(Items from a data source)
********************

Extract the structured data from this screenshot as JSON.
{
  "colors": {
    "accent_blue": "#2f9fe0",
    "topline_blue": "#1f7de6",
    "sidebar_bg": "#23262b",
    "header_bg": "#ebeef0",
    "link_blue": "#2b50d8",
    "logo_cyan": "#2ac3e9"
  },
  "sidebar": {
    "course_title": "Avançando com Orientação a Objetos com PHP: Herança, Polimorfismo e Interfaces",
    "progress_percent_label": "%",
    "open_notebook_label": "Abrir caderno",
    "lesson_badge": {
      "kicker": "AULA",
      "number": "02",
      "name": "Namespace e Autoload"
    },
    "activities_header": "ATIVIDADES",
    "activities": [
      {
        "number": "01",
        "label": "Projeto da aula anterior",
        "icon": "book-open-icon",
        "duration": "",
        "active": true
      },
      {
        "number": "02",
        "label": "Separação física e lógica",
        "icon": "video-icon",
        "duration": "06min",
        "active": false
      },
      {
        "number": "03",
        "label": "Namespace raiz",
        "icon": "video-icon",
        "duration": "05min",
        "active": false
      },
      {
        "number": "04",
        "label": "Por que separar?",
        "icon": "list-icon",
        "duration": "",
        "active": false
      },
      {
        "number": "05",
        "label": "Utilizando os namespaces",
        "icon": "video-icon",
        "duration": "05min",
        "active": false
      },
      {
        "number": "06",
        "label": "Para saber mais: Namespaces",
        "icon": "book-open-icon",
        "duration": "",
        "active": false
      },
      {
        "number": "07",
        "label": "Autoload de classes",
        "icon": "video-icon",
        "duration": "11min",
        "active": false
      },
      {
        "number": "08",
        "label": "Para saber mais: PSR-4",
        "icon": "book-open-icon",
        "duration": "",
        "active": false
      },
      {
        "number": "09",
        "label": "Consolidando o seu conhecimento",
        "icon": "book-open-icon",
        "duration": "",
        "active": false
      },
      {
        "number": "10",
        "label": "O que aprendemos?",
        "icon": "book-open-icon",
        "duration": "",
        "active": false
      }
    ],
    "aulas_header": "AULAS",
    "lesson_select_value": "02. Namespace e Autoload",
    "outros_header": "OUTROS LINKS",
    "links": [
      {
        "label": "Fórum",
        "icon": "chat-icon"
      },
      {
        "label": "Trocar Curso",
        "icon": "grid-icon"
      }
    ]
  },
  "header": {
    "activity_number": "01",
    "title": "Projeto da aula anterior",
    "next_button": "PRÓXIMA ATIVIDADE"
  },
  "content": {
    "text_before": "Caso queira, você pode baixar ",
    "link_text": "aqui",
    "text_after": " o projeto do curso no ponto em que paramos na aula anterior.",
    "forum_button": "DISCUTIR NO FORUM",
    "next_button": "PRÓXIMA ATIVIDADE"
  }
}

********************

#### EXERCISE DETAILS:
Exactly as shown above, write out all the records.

#### TASK RESPONSE:
Extract the structured data from this screenshot as JSON.
{
  "colors": {
    "accent_blue": "#2f9fe0",
    "topline_blue": "#1f7de6",
    "sidebar_bg": "#23262b",
    "header_bg": "#ebeef0",
    "link_blue": "#2b50d8",
    "logo_cyan": "#2ac3e9"
  },
  "sidebar": {
    "course_title": "Avançando com Orientação a Objetos com PHP: Herança, Polimorfismo e Interfaces",
    "progress_percent_label": "%",
    "open_notebook_label": "Abrir caderno",
    "lesson_badge": {
      "kicker": "AULA",
      "number": "02",
      "name": "Namespace e Autoload"
    },
    "activities_header": "ATIVIDADES",
    "activities": [
      {
        "number": "01",
        "label": "Projeto da aula anterior",
        "icon": "book-open-icon",
        "duration": "",
        "active": true
      },
      {
        "number": "02",
        "label": "Separação física e lógica",
        "icon": "video-icon",
        "duration": "06min",
        "active": false
      },
      {
        "number": "03",
        "label": "Namespace raiz",
        "icon": "video-icon",
        "duration": "05min",
        "active": false
      },
      {
        "number": "04",
        "label": "Por que separar?",
        "icon": "list-icon",
        "duration": "",
        "active": false
      },
      {
        "number": "05",
        "label": "Utilizando os namespaces",
        "icon": "video-icon",
        "duration": "05min",
        "active": false
      },
      {
        "number": "06",
        "label": "Para saber mais: Namespaces",
        "icon": "book-open-icon",
        "duration": "",
        "active": false
      },
      {
        "number": "07",
        "label": "Autoload de classes",
        "icon": "video-icon",
        "duration": "11min",
        "active": false
      },
      {
        "number": "08",
        "label": "Para saber mais: PSR-4",
        "icon": "book-open-icon",
        "duration": "",
        "active": false
      },
      {
        "number": "09",
        "label": "Consolidando o seu conhecimento",
        "icon": "book-open-icon",
        "duration": "",
        "active": false
      },
      {
        "number": "10",
        "label": "O que aprendemos?",
        "icon": "book-open-icon",
        "duration": "",
        "active": false
      }
    ],
    "aulas_header": "AULAS",
    "lesson_select_value": "02. Namespace e Autoload",
    "outros_header": "OUTROS LINKS",
    "links": [
      {
        "label": "Fórum",
        "icon": "chat-icon"
      },
      {
        "label": "Trocar Curso",
        "icon": "grid-icon"
      }
    ]
  },
  "header": {
    "activity_number": "01",
    "title": "Projeto da aula anterior",
    "next_button": "PRÓXIMA ATIVIDADE"
  },
  "content": {
    "text_before": "Caso queira, você pode baixar ",
    "link_text": "aqui",
    "text_after": " o projeto do curso no ponto em que paramos na aula anterior.",
    "forum_button": "DISCUTIR NO FORUM",
    "next_button": "PRÓXIMA ATIVIDADE"
  }
}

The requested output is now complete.